### Work request
All entries below must be given again word for word.

### Task material
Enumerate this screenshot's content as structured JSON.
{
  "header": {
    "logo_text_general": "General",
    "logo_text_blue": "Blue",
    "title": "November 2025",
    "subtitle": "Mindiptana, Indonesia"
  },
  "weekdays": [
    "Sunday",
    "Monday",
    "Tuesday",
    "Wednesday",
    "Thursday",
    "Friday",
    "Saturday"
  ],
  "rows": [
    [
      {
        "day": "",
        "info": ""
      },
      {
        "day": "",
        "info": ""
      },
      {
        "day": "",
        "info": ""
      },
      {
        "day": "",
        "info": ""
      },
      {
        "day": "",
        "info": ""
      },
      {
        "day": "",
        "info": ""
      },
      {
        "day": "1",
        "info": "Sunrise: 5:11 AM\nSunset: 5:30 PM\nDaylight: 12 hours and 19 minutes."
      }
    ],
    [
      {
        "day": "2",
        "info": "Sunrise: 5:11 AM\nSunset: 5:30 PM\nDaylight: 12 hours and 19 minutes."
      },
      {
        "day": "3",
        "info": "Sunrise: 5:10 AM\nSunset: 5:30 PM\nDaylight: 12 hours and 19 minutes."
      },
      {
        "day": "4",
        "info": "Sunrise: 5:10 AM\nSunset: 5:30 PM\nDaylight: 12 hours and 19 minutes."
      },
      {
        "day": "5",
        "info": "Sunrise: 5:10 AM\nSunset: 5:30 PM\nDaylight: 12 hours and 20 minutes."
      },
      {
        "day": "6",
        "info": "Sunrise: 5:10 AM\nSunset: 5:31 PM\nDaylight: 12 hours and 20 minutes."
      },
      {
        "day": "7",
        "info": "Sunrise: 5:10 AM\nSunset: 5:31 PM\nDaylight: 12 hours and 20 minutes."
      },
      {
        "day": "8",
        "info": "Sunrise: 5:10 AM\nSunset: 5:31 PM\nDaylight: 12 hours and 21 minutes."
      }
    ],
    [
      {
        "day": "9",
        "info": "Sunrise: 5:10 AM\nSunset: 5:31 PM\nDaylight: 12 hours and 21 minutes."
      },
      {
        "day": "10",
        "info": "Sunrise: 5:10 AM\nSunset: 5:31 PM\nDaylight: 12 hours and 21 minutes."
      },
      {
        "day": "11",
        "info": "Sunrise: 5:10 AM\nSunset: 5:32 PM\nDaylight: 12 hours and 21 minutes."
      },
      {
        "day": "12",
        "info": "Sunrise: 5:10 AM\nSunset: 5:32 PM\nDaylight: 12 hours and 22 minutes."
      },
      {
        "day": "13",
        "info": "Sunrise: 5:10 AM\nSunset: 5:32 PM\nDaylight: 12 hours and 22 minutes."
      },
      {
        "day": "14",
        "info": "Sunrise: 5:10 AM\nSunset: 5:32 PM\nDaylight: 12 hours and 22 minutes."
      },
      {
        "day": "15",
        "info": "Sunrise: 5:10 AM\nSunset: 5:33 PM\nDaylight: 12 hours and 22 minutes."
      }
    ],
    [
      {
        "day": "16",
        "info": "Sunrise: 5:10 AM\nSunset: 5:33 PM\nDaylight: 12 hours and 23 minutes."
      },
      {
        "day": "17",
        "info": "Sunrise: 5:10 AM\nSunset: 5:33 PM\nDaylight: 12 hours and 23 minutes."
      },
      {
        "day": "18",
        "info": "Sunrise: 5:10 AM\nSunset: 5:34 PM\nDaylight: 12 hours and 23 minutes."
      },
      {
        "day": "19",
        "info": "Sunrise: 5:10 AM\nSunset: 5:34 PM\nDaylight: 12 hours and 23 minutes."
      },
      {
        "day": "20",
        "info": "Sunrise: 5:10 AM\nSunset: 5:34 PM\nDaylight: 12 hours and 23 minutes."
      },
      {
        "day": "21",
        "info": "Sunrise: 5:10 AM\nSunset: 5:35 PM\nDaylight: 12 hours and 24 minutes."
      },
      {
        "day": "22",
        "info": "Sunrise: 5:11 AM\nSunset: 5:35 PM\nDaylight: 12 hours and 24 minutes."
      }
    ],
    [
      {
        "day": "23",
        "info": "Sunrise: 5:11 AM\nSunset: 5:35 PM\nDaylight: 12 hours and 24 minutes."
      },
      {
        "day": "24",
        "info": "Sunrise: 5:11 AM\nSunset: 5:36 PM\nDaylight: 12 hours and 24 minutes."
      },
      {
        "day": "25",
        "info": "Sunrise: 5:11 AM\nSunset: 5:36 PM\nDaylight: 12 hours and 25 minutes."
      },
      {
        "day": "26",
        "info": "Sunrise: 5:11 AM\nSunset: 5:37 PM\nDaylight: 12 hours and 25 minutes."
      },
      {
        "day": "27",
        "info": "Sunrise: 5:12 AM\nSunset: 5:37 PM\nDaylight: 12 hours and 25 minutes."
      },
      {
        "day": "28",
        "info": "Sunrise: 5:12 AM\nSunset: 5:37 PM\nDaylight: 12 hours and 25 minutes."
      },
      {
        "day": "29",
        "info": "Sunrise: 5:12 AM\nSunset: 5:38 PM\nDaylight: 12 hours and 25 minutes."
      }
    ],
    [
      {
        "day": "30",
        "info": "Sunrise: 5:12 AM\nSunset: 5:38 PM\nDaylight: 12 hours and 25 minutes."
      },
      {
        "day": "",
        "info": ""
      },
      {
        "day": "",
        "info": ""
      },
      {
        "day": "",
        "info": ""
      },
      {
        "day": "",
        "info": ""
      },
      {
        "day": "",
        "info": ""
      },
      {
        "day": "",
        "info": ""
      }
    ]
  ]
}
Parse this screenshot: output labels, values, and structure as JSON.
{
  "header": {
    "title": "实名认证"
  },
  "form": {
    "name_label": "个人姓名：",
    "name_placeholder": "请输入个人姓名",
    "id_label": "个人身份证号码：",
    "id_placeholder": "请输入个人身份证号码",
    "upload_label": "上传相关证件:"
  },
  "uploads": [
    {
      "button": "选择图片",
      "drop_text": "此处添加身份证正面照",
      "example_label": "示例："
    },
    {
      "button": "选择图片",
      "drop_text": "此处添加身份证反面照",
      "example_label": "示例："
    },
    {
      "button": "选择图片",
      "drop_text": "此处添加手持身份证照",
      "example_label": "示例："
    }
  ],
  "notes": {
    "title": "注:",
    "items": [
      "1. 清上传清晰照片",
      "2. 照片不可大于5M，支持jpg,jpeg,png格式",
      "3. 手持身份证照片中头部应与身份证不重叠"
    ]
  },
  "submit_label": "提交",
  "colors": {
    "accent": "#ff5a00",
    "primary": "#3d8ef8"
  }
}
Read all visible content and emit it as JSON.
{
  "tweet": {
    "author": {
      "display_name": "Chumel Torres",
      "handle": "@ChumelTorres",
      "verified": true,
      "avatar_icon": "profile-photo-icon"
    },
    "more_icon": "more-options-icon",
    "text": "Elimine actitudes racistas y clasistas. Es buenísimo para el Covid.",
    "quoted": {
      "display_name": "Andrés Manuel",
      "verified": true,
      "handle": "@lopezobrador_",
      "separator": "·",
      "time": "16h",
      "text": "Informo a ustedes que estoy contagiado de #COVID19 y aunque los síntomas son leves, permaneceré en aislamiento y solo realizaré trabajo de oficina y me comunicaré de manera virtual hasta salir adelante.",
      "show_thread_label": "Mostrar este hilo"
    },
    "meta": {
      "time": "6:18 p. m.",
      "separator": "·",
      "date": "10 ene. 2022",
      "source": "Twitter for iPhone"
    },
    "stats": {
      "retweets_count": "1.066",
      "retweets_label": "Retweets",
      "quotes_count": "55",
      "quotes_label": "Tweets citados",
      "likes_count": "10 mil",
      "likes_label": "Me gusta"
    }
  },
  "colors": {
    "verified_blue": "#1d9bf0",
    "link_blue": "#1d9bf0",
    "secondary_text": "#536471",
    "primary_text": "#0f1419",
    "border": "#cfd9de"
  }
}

### Written answer
Enumerate this screenshot's content as structured JSON.
{
  "header": {
    "logo_text_general": "General",
    "logo_text_blue": "Blue",
    "title": "November 2025",
    "subtitle": "Mindiptana, Indonesia"
  },
  "weekdays": [
    "Sunday",
    "Monday",
    "Tuesday",
    "Wednesday",
    "Thursday",
    "Friday",
    "Saturday"
  ],
  "rows": [
    [
      {
        "day": "",
        "info": ""
      },
      {
        "day": "",
        "info": ""
      },
      {
        "day": "",
        "info": ""
      },
      {
        "day": "",
        "info": ""
      },
      {
        "day": "",
        "info": ""
      },
      {
        "day": "",
        "info": ""
      },
      {
        "day": "1",
        "info": "Sunrise: 5:11 AM\nSunset: 5:30 PM\nDaylight: 12 hours and 19 minutes."
      }
    ],
    [
      {
        "day": "2",
        "info": "Sunrise: 5:11 AM\nSunset: 5:30 PM\nDaylight: 12 hours and 19 minutes."
      },
      {
        "day": "3",
        "info": "Sunrise: 5:10 AM\nSunset: 5:30 PM\nDaylight: 12 hours and 19 minutes."
      },
      {
        "day": "4",
        "info": "Sunrise: 5:10 AM\nSunset: 5:30 PM\nDaylight: 12 hours and 19 minutes."
      },
      {
        "day": "5",
        "info": "Sunrise: 5:10 AM\nSunset: 5:30 PM\nDaylight: 12 hours and 20 minutes."
      },
      {
        "day": "6",
        "info": "Sunrise: 5:10 AM\nSunset: 5:31 PM\nDaylight: 12 hours and 20 minutes."
      },
      {
        "day": "7",
        "info": "Sunrise: 5:10 AM\nSunset: 5:31 PM\nDaylight: 12 hours and 20 minutes."
      },
      {
        "day": "8",
        "info": "Sunrise: 5:10 AM\nSunset: 5:31 PM\nDaylight: 12 hours and 21 minutes."
      }
    ],
    [
      {
        "day": "9",
        "info": "Sunrise: 5:10 AM\nSunset: 5:31 PM\nDaylight: 12 hours and 21 minutes."
      },
      {
        "day": "10",
        "info": "Sunrise: 5:10 AM\nSunset: 5:31 PM\nDaylight: 12 hours and 21 minutes."
      },
      {
        "day": "11",
        "info": "Sunrise: 5:10 AM\nSunset: 5:32 PM\nDaylight: 12 hours and 21 minutes."
      },
      {
        "day": "12",
        "info": "Sunrise: 5:10 AM\nSunset: 5:32 PM\nDaylight: 12 hours and 22 minutes."
      },
      {
        "day": "13",
        "info": "Sunrise: 5:10 AM\nSunset: 5:32 PM\nDaylight: 12 hours and 22 minutes."
      },
      {
        "day": "14",
        "info": "Sunrise: 5:10 AM\nSunset: 5:32 PM\nDaylight: 12 hours and 22 minutes."
      },
      {
        "day": "15",
        "info": "Sunrise: 5:10 AM\nSunset: 5:33 PM\nDaylight: 12 hours and 22 minutes."
      }
    ],
    [
      {
        "day": "16",
        "info": "Sunrise: 5:10 AM\nSunset: 5:33 PM\nDaylight: 12 hours and 23 minutes."
      },
      {
        "day": "17",
        "info": "Sunrise: 5:10 AM\nSunset: 5:33 PM\nDaylight: 12 hours and 23 minutes."
      },
      {
        "day": "18",
        "info": "Sunrise: 5:10 AM\nSunset: 5:34 PM\nDaylight: 12 hours and 23 minutes."
      },
      {
        "day": "19",
        "info": "Sunrise: 5:10 AM\nSunset: 5:34 PM\nDaylight: 12 hours and 23 minutes."
      },
      {
        "day": "20",
        "info": "Sunrise: 5:10 AM\nSunset: 5:34 PM\nDaylight: 12 hours and 23 minutes."
      },
      {
        "day": "21",
        "info": "Sunrise: 5:10 AM\nSunset: 5:35 PM\nDaylight: 12 hours and 24 minutes."
      },
      {
        "day": "22",
        "info": "Sunrise: 5:11 AM\nSunset: 5:35 PM\nDaylight: 12 hours and 24 minutes."
      }
    ],
    [
      {
        "day": "23",
        "info": "Sunrise: 5:11 AM\nSunset: 5:35 PM\nDaylight: 12 hours and 24 minutes."
      },
      {
        "day": "24",
        "info": "Sunrise: 5:11 AM\nSunset: 5:36 PM\nDaylight: 12 hours and 24 minutes."
      },
      {
        "day": "25",
        "info": "Sunrise: 5:11 AM\nSunset: 5:36 PM\nDaylight: 12 hours and 25 minutes."
      },
      {
        "day": "26",
        "info": "Sunrise: 5:11 AM\nSunset: 5:37 PM\nDaylight: 12 hours and 25 minutes."
      },
      {
        "day": "27",
        "info": "Sunrise: 5:12 AM\nSunset: 5:37 PM\nDaylight: 12 hours and 25 minutes."
      },
      {
        "day": "28",
        "info": "Sunrise: 5:12 AM\nSunset: 5:37 PM\nDaylight: 12 hours and 25 minutes."
      },
      {
        "day": "29",
        "info": "Sunrise: 5:12 AM\nSunset: 5:38 PM\nDaylight: 12 hours and 25 minutes."
      }
    ],
    [
      {
        "day": "30",
        "info": "Sunrise: 5:12 AM\nSunset: 5:38 PM\nDaylight: 12 hours and 25 minutes."
      },
      {
        "day": "",
        "info": ""
      },
      {
        "day": "",
        "info": ""
      },
      {
        "day": "",
        "info": ""
      },
      {
        "day": "",
        "info": ""
      },
      {
        "day": "",
        "info": ""
      },
      {
        "day": "",
        "info": ""
      }
    ]
  ]
}
Parse this screenshot: output labels, values, and structure as JSON.
{
  "header": {
    "title": "实名认证"
  },
  "form": {
    "name_label": "个人姓名：",
    "name_placeholder": "请输入个人姓名",
    "id_label": "个人身份证号码：",
    "id_placeholder": "请输入个人身份证号码",
    "upload_label": "上传相关证件:"
  },
  "uploads": [
    {
      "button": "选择图片",
      "drop_text": "此处添加身份证正面照",
      "example_label": "示例："
    },
    {
      "button": "选择图片",
      "drop_text": "此处添加身份证反面照",
      "example_label": "示例："
    },
    {
      "button": "选择图片",
      "drop_text": "此处添加手持身份证照",
      "example_label": "示例："
    }
  ],
  "notes": {
    "title": "注:",
    "items": [
      "1. 清上传清晰照片",
      "2. 照片不可大于5M，支持jpg,jpeg,png格式",
      "3. 手持身份证照片中头部应与身份证不重叠"
    ]
  },
  "submit_label": "提交",
  "colors": {
    "accent": "#ff5a00",
    "primary": "#3d8ef8"
  }
}
Read all visible content and emit it as JSON.
{
  "tweet": {
    "author": {
      "display_name": "Chumel Torres",
      "handle": "@ChumelTorres",
      "verified": true,
      "avatar_icon": "profile-photo-icon"
    },
    "more_icon": "more-options-icon",
    "text": "Elimine actitudes racistas y clasistas. Es buenísimo para el Covid.",
    "quoted": {
      "display_name": "Andrés Manuel",
      "verified": true,
      "handle": "@lopezobrador_",
      "separator": "·",
      "time": "16h",
      "text": "Informo a ustedes que estoy contagiado de #COVID19 y aunque los síntomas son leves, permaneceré en aislamiento y solo realizaré trabajo de oficina y me comunicaré de manera virtual hasta salir adelante.",
      "show_thread_label": "Mostrar este hilo"
    },
    "meta": {
      "time": "6:18 p. m.",
      "separator": "·",
      "date": "10 ene. 2022",
      "source": "Twitter for iPhone"
    },
    "stats": {
      "retweets_count": "1.066",
      "retweets_label": "Retweets",
      "quotes_count": "55",
      "quotes_label": "Tweets citados",
      "likes_count": "10 mil",
      "likes_label": "Me gusta"
    }
  },
  "colors": {
    "verified_blue": "#1d9bf0",
    "link_blue": "#1d9bf0",
    "secondary_text": "#536471",
    "primary_text": "#0f1419",
    "border": "#cfd9de"
  }
}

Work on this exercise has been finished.